  2. quarter of a million Americans are currently living with spinal cord injuries.
  3. The cost of managing the care of spinal cord injury patients approaches $4 billion each year.
  4. 38.5 percent of all spinal cord injuries happen during car accidents. Almost a quarter, 24.5 percent, are the result of injuries relating to violent encounters, often involving guns and knifes. The rest are due to sporting accidents, falls, and work-related accidents.
  5. 55 percent of spinal cord injury victims are between 16 and 30 years old.
  6. More than 80 percent of spinal cord injury patients are men

Educational Partners

To learn more about your spine. spinehealth, and available spinecare go to the International Spine Assocition (ISA) at The primary mission of the ISA is to improve spinehealth and spinecare through education.

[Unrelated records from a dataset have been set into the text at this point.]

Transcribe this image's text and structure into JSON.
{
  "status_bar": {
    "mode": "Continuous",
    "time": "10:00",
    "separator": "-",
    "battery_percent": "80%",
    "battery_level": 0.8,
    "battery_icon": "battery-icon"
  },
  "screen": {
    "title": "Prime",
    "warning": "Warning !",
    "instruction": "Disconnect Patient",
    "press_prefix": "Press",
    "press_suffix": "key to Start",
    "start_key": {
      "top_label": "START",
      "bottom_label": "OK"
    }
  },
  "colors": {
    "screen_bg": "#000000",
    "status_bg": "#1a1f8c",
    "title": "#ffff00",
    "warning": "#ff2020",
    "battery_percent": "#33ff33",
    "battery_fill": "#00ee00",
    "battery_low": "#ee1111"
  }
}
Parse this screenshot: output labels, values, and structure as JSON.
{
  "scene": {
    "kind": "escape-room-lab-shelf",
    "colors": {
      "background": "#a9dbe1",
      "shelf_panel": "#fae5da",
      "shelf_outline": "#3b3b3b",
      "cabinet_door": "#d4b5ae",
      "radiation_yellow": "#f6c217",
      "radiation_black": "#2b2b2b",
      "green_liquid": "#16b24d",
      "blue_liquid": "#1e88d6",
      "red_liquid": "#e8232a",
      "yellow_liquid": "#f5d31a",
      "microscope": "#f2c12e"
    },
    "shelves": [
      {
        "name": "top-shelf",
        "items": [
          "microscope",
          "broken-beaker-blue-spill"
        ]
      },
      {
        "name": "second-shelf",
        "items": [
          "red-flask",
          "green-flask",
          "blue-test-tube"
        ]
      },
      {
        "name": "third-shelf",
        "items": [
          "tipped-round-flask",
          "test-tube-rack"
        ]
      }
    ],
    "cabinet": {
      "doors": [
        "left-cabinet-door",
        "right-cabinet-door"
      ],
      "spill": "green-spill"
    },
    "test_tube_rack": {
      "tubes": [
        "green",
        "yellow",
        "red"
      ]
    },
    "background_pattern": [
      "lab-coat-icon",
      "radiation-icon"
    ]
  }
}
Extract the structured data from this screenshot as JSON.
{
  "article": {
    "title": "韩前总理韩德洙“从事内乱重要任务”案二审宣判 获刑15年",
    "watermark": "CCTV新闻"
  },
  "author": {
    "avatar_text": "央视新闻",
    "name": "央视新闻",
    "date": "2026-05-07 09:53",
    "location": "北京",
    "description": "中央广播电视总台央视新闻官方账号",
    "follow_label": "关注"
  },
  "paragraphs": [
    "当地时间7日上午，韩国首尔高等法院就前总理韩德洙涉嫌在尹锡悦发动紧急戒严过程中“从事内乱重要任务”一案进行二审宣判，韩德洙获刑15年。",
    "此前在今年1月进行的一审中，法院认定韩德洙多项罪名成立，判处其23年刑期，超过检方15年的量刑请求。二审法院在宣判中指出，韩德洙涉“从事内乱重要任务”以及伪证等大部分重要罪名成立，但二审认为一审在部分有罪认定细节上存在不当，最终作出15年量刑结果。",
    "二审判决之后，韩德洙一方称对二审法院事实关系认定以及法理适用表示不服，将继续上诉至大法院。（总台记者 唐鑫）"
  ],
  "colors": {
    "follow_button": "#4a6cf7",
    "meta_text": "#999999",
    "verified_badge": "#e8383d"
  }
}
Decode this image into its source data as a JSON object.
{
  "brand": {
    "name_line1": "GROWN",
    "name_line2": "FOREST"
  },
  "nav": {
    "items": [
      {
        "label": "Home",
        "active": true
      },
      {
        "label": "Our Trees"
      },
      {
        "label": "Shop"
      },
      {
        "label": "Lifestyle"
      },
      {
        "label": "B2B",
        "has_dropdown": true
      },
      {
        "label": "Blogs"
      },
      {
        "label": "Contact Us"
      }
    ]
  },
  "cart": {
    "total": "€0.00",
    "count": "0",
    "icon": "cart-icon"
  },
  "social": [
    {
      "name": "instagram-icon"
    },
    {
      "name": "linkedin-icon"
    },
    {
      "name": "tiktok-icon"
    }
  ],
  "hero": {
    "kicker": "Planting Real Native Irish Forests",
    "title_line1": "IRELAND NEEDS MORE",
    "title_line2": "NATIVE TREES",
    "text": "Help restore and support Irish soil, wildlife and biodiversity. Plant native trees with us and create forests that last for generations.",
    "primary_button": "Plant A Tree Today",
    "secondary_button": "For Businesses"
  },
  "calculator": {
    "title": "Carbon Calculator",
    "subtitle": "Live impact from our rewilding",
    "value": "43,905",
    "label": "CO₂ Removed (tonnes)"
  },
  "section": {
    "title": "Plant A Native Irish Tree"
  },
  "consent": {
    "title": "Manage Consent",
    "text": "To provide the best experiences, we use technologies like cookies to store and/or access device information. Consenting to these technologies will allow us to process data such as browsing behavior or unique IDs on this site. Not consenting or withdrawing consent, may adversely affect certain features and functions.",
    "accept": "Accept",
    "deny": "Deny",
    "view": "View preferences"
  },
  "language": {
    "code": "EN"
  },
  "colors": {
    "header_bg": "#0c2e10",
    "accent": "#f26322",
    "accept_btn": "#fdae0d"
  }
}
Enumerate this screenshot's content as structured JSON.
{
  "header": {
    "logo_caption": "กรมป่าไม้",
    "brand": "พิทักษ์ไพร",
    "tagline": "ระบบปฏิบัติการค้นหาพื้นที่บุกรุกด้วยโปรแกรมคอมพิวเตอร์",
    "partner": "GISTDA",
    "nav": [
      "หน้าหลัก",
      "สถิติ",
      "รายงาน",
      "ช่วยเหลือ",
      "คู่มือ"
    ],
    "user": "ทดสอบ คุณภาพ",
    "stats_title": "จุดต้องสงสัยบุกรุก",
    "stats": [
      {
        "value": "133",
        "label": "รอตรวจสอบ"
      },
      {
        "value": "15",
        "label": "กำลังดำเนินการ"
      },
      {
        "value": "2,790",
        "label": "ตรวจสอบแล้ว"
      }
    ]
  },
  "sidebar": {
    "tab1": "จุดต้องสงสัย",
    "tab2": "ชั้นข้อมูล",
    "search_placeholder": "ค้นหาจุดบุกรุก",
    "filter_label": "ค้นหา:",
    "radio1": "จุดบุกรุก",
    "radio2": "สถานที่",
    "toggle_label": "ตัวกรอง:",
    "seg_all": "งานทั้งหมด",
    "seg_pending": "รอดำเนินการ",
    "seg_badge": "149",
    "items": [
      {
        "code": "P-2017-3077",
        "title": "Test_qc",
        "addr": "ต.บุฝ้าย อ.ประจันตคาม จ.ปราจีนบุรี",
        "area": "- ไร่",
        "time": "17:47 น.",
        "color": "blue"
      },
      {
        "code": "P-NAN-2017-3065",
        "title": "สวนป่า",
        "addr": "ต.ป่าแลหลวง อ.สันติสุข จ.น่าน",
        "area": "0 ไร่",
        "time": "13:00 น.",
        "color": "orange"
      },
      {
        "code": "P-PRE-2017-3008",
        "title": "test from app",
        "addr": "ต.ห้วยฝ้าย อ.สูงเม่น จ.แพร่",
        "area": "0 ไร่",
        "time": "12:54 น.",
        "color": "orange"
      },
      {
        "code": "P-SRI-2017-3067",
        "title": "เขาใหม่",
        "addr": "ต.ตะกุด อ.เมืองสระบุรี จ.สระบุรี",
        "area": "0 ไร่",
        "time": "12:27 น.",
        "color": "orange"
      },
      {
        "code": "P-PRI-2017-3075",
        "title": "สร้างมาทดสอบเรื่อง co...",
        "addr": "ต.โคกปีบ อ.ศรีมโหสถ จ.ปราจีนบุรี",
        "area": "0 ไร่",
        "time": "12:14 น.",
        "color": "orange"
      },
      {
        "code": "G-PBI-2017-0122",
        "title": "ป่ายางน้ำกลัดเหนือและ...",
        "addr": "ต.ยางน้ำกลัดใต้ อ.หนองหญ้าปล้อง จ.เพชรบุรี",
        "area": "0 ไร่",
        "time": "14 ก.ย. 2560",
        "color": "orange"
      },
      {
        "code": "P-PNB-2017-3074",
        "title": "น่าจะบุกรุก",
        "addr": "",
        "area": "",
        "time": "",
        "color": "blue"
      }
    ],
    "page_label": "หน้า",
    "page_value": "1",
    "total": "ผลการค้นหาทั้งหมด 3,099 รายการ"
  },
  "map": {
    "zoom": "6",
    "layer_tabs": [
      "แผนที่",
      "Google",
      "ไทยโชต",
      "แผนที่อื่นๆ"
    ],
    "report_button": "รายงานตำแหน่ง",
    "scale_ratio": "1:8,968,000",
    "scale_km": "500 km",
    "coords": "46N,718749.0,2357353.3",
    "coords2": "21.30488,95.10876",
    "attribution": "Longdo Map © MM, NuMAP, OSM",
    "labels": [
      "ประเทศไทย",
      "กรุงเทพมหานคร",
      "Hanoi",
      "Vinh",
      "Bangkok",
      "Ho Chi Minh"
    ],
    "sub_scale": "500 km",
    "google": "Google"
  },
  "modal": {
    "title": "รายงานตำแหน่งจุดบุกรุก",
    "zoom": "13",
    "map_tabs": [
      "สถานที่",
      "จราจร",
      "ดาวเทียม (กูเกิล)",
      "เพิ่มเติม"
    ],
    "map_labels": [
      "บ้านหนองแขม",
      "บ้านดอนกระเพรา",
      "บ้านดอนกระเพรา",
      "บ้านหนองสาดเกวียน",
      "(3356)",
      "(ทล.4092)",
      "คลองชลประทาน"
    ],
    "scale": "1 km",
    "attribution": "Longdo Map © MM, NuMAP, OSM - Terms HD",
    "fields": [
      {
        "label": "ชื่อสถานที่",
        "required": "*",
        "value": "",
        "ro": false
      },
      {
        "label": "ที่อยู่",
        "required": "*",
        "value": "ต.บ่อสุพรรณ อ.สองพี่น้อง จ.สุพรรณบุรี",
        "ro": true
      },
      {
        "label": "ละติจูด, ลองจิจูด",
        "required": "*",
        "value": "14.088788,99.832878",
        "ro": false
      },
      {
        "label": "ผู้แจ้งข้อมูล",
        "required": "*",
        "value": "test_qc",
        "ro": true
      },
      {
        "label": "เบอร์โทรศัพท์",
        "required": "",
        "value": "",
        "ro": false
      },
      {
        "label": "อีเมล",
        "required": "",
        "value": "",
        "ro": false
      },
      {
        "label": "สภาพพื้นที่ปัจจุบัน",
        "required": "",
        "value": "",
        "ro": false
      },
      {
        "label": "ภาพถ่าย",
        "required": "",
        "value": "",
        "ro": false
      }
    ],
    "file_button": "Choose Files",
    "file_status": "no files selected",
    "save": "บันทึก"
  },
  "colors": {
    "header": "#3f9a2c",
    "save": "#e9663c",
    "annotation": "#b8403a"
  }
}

The ISA is committed to disseminating need-to-know information throught the World Wide Web in numerous languages covering many topics related to the spine, including information about spine disorders, spine heath, advances in technology and available spinecare

All health information posted on the site is based on the latest research and national treatment standards, and have been written or reviewed and appoved by the American Acedemy of Spine Physicians and/or International Spine Association physicians or health professionals unless otherwise specified.

The information provided on this site is designed to support. not replace,
the relationship that exists between patient/site visitor and his/her physician.